The roots of the actual community are well anchored in the community well aware of our peoples’ need to regroup as a community based on the same needs and goals. In fact, health issues, education, economic development and individual growth still prevail.

 

Today

  • Totally independent, our range of operation is entirely dictated by our members. Our people participate actively in meetings, social, recreational and cultural events. They also keep abreast of different claims and rights of Aboriginal peoples.
  • The aboriginal population is most likely mixed these days preserving the Indian from consanguinity but also distinguished by the diversity of the sources of the nations. Today you can descent from as many tribes as Algonquin, Cree, Huron, Mohawk etc. and our ancestry can be from four to eight different nations , what makes our pride.
  • Also,we are a non profit organization that helps distressed Aboriginals and in partnership with Ministry of Justice is in charge of administering and supervising the light sentences in the community, for which the members are charged.
  • The Aboriginal Community of Maniwaki also owns and administers subsidized housings by the federal government, it has 12 units for aboriginals with low income on our territory, then assuring our families of a decent home.

Linked with our community is the
Métis Women’s association of Québec, the medecine man and the elders

These aboriginal metis women group from our community are the guardians of the families and their values. Their role is to take part fully and equitably on the questions related to education, health and life conditions. Promotes the Indian culture the teachings in arts and crafts, emphasizing on cures as well of collective wellness.
We also work closely with a medicine man that provides spiritual healing to any members of the Community that needs it.
We are taking advises from our elders, being a superior entity from the board of director, as well as the women association and the medicine man.

 

In addition

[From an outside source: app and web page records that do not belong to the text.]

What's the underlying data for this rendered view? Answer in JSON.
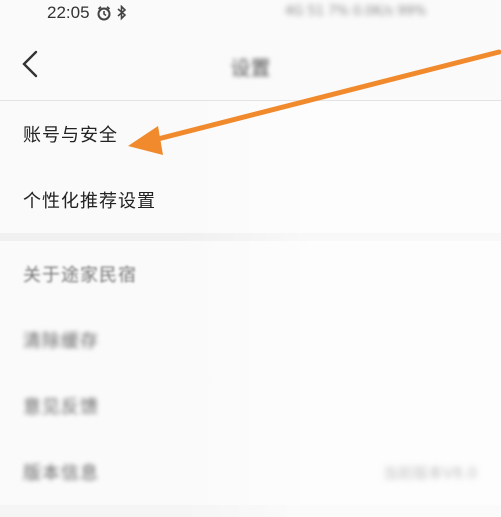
{
  "status_bar": {
    "time": "22:05",
    "icons": [
      "alarm-icon",
      "bluetooth-icon"
    ],
    "right_text": "4G 51 7% 0.0K/s 99%"
  },
  "nav": {
    "back_icon": "chevron-left-icon",
    "title": "设置"
  },
  "settings": {
    "items": [
      {
        "label": "账号与安全"
      },
      {
        "label": "个性化推荐设置"
      },
      {
        "label": "关于途家民宿"
      },
      {
        "label": "清除缓存"
      },
      {
        "label": "意见反馈"
      },
      {
        "label": "版本信息",
        "value": "当前版本V8.0"
      }
    ]
  },
  "annotation": {
    "arrow_color": "#f08a2c"
  }
}
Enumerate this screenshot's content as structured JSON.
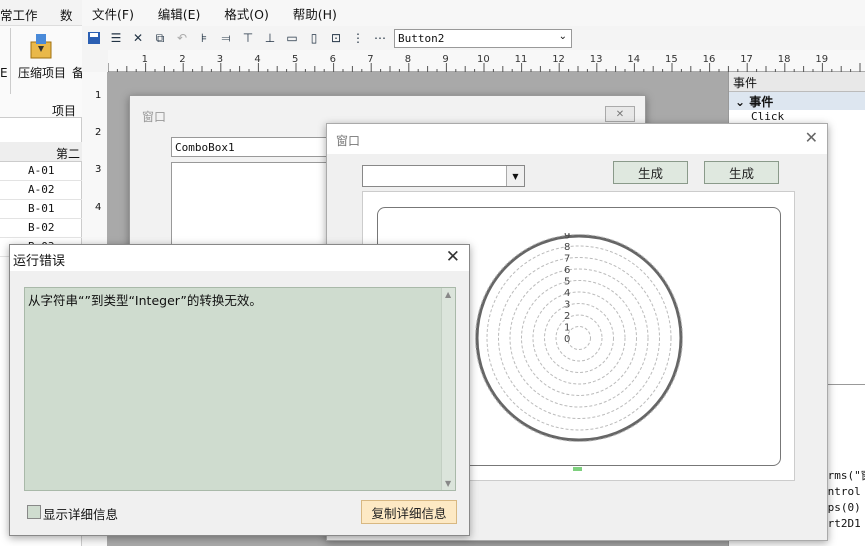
{
  "bg_app": {
    "menu1": "常工作",
    "menu2": "数据",
    "tool_partial": "E",
    "compress_label": "压缩项目",
    "backup_partial": "备",
    "group_label": "项目",
    "col_header": "第二",
    "rows": [
      "A-01",
      "A-02",
      "B-01",
      "B-02",
      "B-03"
    ]
  },
  "ide": {
    "menus": [
      "文件(F)",
      "编辑(E)",
      "格式(O)",
      "帮助(H)"
    ],
    "control_selector": "Button2",
    "ruler_numbers": [
      "1",
      "2",
      "3",
      "4",
      "5",
      "6",
      "7",
      "8",
      "9",
      "10",
      "11",
      "12",
      "13",
      "14",
      "15",
      "16",
      "17",
      "18",
      "19"
    ],
    "vruler_numbers": [
      "1",
      "2",
      "3",
      "4"
    ],
    "props_header": "事件",
    "props_group": "事件",
    "props_item": "Click",
    "code_lines": [
      "orms(\"窗",
      "ontrol",
      "ups(0)",
      "art2D1"
    ]
  },
  "design_window": {
    "title": "窗口",
    "combo_value": "ComboBox1"
  },
  "runtime_window": {
    "title": "窗口",
    "combo_value": "",
    "buttons": [
      "生成",
      "生成"
    ],
    "radar_labels": [
      "9",
      "8",
      "7",
      "6",
      "5",
      "4",
      "3",
      "2",
      "1",
      "0"
    ]
  },
  "error_dialog": {
    "title": "运行错误",
    "message": "从字符串“”到类型“Integer”的转换无效。",
    "checkbox_label": "显示详细信息",
    "copy_button": "复制详细信息"
  },
  "colors": {
    "accent_green": "#cfdccf",
    "button_green": "#dce7dc",
    "copy_button": "#fde9c4"
  }
}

  • Over the years we have adopted tree different names until this actual one which reflects our identity. The present name was adopted by the members in 2005.
  • The Metis aboriginals are hoping to settle hunting and fishing rights before the Court of justice as the Powley judgement of 2003.
  • Recognized and respected by Indian Affairs, who are mainly responsible of on reserve aboriginals, we are invited as ambassadors as a nation of metis people of the province of Quebec, to show our culture and ancestry heritage at the Aboriginal awareness week every year. In 1982, the Metis were acknowledged as an aboriginal people in the Canadian Constitution.